* [Extracted entries]:

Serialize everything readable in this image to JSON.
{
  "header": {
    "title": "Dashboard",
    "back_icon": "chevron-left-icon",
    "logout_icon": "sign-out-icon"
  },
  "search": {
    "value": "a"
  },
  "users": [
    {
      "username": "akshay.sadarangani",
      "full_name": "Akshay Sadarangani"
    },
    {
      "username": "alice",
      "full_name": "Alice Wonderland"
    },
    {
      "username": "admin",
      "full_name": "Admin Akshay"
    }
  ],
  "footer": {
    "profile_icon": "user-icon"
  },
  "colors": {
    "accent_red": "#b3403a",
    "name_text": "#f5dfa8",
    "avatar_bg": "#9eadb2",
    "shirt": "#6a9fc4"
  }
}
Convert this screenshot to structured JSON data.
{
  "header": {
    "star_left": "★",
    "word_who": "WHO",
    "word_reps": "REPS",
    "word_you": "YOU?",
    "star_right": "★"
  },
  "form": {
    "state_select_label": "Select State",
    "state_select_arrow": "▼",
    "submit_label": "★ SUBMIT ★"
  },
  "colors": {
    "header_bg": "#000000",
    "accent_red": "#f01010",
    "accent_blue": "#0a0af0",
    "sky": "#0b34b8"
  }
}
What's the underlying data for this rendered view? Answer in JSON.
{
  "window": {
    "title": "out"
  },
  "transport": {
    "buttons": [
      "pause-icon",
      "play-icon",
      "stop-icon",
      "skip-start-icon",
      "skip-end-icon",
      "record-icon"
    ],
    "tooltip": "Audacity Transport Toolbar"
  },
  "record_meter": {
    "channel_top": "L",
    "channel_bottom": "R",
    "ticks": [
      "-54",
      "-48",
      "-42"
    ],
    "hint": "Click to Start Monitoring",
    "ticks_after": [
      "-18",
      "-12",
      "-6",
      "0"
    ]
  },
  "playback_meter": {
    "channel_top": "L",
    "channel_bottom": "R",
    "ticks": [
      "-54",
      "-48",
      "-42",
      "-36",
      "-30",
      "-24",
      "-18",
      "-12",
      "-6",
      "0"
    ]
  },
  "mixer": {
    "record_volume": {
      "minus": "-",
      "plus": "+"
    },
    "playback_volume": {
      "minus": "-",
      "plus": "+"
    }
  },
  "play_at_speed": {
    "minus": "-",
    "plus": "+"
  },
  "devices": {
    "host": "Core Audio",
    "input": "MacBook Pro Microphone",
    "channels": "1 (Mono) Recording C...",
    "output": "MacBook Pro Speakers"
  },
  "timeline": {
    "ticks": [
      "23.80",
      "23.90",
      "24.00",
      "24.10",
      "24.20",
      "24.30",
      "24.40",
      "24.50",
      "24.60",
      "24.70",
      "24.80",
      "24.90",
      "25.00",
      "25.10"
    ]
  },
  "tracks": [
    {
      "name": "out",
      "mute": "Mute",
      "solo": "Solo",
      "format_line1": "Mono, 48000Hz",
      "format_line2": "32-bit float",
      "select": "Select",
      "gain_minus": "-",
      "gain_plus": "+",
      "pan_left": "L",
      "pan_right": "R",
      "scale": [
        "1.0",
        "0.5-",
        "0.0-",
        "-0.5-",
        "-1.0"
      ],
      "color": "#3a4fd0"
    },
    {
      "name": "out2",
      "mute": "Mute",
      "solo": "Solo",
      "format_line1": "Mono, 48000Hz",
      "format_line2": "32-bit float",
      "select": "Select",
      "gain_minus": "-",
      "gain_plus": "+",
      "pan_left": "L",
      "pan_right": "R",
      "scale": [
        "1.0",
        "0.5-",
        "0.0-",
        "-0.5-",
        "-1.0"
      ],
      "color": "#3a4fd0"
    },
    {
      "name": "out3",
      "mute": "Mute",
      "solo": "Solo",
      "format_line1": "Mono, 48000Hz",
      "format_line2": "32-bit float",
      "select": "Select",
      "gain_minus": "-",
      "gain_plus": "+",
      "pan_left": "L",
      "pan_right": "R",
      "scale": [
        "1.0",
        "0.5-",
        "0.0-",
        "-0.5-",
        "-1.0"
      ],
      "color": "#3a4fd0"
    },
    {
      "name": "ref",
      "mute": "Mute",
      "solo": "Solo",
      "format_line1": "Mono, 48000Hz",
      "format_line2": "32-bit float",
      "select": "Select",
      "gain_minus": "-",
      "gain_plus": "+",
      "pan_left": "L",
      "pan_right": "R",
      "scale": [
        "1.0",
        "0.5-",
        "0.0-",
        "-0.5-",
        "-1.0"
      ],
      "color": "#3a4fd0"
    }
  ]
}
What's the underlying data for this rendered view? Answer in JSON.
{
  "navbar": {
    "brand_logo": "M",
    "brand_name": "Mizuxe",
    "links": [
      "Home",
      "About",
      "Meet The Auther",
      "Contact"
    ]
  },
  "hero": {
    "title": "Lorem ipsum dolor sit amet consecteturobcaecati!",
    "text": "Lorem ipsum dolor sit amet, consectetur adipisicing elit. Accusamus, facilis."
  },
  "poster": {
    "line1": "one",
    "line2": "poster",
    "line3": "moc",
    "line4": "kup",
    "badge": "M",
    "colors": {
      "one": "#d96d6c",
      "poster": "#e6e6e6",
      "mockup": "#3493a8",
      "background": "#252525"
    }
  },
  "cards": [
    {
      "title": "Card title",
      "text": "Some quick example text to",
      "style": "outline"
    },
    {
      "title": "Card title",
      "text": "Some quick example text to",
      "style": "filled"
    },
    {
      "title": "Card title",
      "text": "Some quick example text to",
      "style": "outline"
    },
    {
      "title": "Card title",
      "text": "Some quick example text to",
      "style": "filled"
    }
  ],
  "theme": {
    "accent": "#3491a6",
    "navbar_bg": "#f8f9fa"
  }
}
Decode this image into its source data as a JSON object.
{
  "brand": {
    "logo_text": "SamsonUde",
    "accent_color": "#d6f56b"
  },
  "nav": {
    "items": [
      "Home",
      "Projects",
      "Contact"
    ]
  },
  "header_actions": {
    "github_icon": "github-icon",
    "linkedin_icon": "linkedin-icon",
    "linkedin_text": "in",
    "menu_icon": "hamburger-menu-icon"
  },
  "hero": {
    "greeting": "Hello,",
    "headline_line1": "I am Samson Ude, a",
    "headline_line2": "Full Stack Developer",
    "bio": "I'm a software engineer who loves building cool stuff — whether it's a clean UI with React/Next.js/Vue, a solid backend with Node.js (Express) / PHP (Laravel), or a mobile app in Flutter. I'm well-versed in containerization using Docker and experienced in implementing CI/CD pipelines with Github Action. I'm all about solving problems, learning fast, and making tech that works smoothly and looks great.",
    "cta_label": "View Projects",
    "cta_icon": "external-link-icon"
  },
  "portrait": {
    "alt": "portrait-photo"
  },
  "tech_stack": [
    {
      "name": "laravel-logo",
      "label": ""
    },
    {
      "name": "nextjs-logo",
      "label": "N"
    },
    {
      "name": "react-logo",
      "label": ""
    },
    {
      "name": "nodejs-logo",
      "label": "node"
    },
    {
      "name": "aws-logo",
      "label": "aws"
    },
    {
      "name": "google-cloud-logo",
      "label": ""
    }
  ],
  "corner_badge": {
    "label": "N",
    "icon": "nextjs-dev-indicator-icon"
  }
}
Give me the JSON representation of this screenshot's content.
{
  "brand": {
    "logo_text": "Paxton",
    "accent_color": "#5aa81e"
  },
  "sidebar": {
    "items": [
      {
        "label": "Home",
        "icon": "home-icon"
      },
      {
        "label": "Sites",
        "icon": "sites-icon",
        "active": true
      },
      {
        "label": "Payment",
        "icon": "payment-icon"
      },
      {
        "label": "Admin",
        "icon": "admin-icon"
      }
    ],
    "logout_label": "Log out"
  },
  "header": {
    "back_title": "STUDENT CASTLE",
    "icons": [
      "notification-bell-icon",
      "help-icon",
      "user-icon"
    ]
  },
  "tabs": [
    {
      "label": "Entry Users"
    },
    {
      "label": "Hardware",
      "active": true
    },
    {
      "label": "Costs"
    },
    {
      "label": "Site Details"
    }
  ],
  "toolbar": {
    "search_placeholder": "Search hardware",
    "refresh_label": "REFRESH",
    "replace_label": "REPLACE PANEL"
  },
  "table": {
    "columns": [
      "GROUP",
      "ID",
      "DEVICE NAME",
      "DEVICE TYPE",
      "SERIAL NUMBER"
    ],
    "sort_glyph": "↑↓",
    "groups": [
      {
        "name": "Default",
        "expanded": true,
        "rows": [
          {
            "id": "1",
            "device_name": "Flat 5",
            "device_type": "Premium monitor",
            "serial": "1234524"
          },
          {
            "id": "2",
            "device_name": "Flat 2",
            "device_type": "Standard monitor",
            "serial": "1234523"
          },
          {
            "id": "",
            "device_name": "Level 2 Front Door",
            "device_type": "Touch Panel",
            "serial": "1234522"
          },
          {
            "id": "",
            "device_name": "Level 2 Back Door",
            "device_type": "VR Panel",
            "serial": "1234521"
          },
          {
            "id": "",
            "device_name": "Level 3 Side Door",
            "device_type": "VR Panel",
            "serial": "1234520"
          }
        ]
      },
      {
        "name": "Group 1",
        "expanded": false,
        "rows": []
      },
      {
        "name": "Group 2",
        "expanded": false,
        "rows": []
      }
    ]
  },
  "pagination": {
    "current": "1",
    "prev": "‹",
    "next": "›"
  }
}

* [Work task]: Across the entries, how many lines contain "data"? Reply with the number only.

* [Answer box]: 4